The Bachelor Jesus

by Jenny Klouse, Visiting Student

Spiderman has been wary about entering into a romantic relationship.  If Peter Parker declares his love for Mary Jane, will she be in danger from Spiderman’s enemies?  Would being in a relationship distract him from protecting New York City from bad guys?  Some scholars propose similarly for why Jesus didn’t marry.  He knew the life he was to lead receiving ridicule from those around him and the death he was to have, so it was best not to put his bride in harm’s way.  He knew he was sent to earth to usher in the kingdom of God, so it was best to be focused on his mission.  I wonder, though, if there was something deeper and more profound to Jesus’ decision not to marry besides the romantic martyrdom of a superhero.  Could Jesus’ decision not to marry have more to do with the application of the kingdom rather than with protection of the kingdom?

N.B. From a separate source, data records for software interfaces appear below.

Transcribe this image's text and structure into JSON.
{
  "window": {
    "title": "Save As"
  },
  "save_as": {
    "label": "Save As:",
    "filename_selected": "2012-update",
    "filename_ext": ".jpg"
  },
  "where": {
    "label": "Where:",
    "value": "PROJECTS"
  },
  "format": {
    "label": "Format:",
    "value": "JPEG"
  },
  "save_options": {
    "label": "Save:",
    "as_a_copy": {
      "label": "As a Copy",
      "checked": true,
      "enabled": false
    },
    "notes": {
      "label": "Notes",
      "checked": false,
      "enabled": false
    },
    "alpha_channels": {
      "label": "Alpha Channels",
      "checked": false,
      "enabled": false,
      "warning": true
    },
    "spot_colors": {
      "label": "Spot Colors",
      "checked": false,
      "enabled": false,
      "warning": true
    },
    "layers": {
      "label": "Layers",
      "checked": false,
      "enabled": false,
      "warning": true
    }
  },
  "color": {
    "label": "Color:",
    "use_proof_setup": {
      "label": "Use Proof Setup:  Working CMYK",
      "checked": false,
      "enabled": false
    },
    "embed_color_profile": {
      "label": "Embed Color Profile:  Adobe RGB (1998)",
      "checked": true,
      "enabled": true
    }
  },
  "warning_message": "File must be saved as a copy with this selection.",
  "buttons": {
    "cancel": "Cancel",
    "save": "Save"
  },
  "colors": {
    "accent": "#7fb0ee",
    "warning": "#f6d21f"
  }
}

In a culture where a woman’s worth was in the home – married and producing children, Jesus was radical to honor women for engagement outside the home.  Jesus received financial support from women (Luke 8:2-3), affirmed the learning posture of Mary even though she was in a typically male disciple position of sitting at the rabbi’s feet (Luke 10:42), and appointed Mary Magdalene to be the first witness of his resurrection (John 20:18).  I wonder if Jesus did not marry in order to show that a woman’s worth was not dependent on having a husband, that quite possibly there was more to a woman than providing pleasure and producing heirs for a man.

In Luke 11:27-28, as Jesus was teaching, a woman exclaimed, “Blessed is the mother who gave you birth and nursed you.”  To which Jesus replied, “Blessed rather are those who hear the word of God and obey it.”  Instead of affirming the culture’s role of women, Jesus changed the recipient of the blessing – to all who hear and obey the word of God.  Women and men would be blessed through the same standard: being involved in the mission of the kingdom.  Single, widowed, childless: these role-less women in culture would not be left out of a role in His kingdom.  If Jesus had married, he would have followed cultural tradition, possibly displaying that a woman only had worth through a man – a twisting of God’s value for mutual submission in marriage.  Jesus had to be single for the full effect of the kingdom’s values to be experienced by women and men.  In defying tradition, Jesus showed a new way of interacting with women – as partners in the kingdom.  Men and women could work alongside each other in mutual partnership.  This is a new paradigm for community and family that honors the unique contributions of men and women to the kingdom.

By not marrying, Jesus actually flipped the superhero image on its head.  He declared his love for his bride and invited her into the dangerous mission of the kingdom with him.

by Jenny Klouse, Visiting Student